However, I'm getting back into novels and had a couple recommended so picked them up over the festive season. The Girl with the Dragon Tattoo by Stieg Larsson, should have really gripped me - a murder-mystery, some political comment and a feisty female character. However, it didn't. It needs a thorough edit, probably bringing it down by at least a third. The pace, which should carry the reader through, plummets as it over-explains, repeats itself and uses five sentences where five words would do. I understand that Larsson died shortly after handing his manuscripts into the publisher, so could not have done the edit. It's an enormous shame no-one else thought to do it in his memory.

On the other hand, another doorstopper of a work, Shantaram by Gregory David Roberts, should not have appealed to me at all. About an armed robber who escapes prison in Australia to end up being involved with the mafia and violence in India (and beyond, though I haven't got to that bit), I would not normally have picked it up if a friend hadn't handed it to me. Yet it is tightly, subtly and evocatively written. Another friend appeared to dismiss it as 'that hippy classic they're making a film of with Johnny Depp'. However, I think it does a better job of looking at the nature of goodness than Larsson, who is, perhaps, considered more literary.

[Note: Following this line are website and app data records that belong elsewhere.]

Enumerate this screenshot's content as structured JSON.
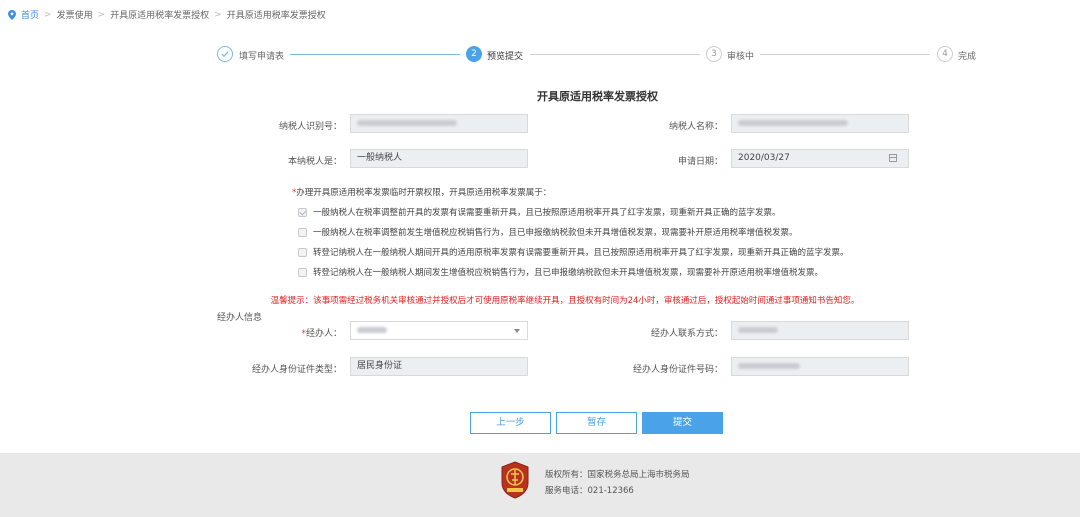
{
  "breadcrumb": {
    "home": "首页",
    "items": [
      "发票使用",
      "开具原适用税率发票授权",
      "开具原适用税率发票授权"
    ]
  },
  "steps": [
    {
      "number": "",
      "label": "填写申请表",
      "state": "done"
    },
    {
      "number": "2",
      "label": "预览提交",
      "state": "active"
    },
    {
      "number": "3",
      "label": "审核中",
      "state": "pending"
    },
    {
      "number": "4",
      "label": "完成",
      "state": "pending"
    }
  ],
  "form": {
    "title": "开具原适用税率发票授权",
    "taxpayer_id_label": "纳税人识别号：",
    "taxpayer_name_label": "纳税人名称：",
    "taxpayer_type_label": "本纳税人是：",
    "taxpayer_type_value": "一般纳税人",
    "apply_date_label": "申请日期：",
    "apply_date_value": "2020/03/27",
    "question_required": "*",
    "question": "办理开具原适用税率发票临时开票权限，开具原适用税率发票属于：",
    "options": [
      {
        "text": "一般纳税人在税率调整前开具的发票有误需要重新开具，且已按照原适用税率开具了红字发票，现重新开具正确的蓝字发票。",
        "checked": true
      },
      {
        "text": "一般纳税人在税率调整前发生增值税应税销售行为，且已申报缴纳税款但未开具增值税发票，现需要补开原适用税率增值税发票。",
        "checked": false
      },
      {
        "text": "转登记纳税人在一般纳税人期间开具的适用原税率发票有误需要重新开具，且已按照原适用税率开具了红字发票，现重新开具正确的蓝字发票。",
        "checked": false
      },
      {
        "text": "转登记纳税人在一般纳税人期间发生增值税应税销售行为，且已申报缴纳税款但未开具增值税发票，现需要补开原适用税率增值税发票。",
        "checked": false
      }
    ],
    "warning": "温馨提示：该事项需经过税务机关审核通过并授权后才可使用原税率继续开具，且授权有时间为24小时，审核通过后，授权起始时间通过事项通知书告知您。",
    "section_title": "经办人信息",
    "agent_required": "*",
    "agent_label": "经办人：",
    "agent_contact_label": "经办人联系方式：",
    "agent_id_type_label": "经办人身份证件类型：",
    "agent_id_type_value": "居民身份证",
    "agent_id_number_label": "经办人身份证件号码："
  },
  "buttons": {
    "prev": "上一步",
    "save": "暂存",
    "submit": "提交"
  },
  "footer": {
    "copyright": "版权所有：国家税务总局上海市税务局",
    "phone": "服务电话：021-12366"
  },
  "colors": {
    "accent": "#4aa3e8",
    "warning": "#e02020",
    "done_check": "#7ab9e6"
  }
}
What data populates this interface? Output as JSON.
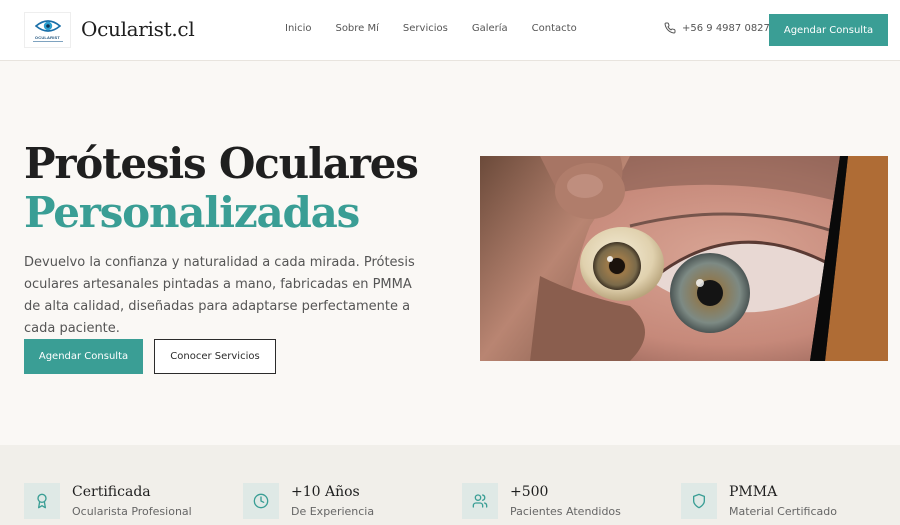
{
  "header": {
    "brand": "Ocularist.cl",
    "logo_text": "OCULARIST",
    "nav": [
      "Inicio",
      "Sobre Mí",
      "Servicios",
      "Galería",
      "Contacto"
    ],
    "phone": "+56 9 4987 0827",
    "cta": "Agendar Consulta"
  },
  "hero": {
    "title_line1": "Prótesis Oculares",
    "title_line2": "Personalizadas",
    "description": "Devuelvo la confianza y naturalidad a cada mirada. Prótesis oculares artesanales pintadas a mano, fabricadas en PMMA de alta calidad, diseñadas para adaptarse perfectamente a cada paciente.",
    "primary_button": "Agendar Consulta",
    "secondary_button": "Conocer Servicios"
  },
  "stats": [
    {
      "icon": "award-icon",
      "title": "Certificada",
      "subtitle": "Ocularista Profesional"
    },
    {
      "icon": "clock-icon",
      "title": "+10 Años",
      "subtitle": "De Experiencia"
    },
    {
      "icon": "users-icon",
      "title": "+500",
      "subtitle": "Pacientes Atendidos"
    },
    {
      "icon": "shield-icon",
      "title": "PMMA",
      "subtitle": "Material Certificado"
    }
  ],
  "colors": {
    "accent": "#3a9e95",
    "background": "#faf8f5",
    "stats_background": "#f1efea",
    "text": "#1f1f1f"
  }
}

Shantaram is based on truth, so the author claims. And the detail gives it an authenticity - at times engaging, at times horrifying - which is hard to dismiss. At first I had difficulty accepting the beauty of the book, knowing it was written by a man who had deliberately set out to cause harm to others. Roberts has since been re-captured, done his time in prison, re-invented himself. And in my head I do believe in rehabilitation, yet in my heart I found it hard to trust in the redemption of this writer. Maybe, in the end, that discomfort is at the very kernel of this disturbing book.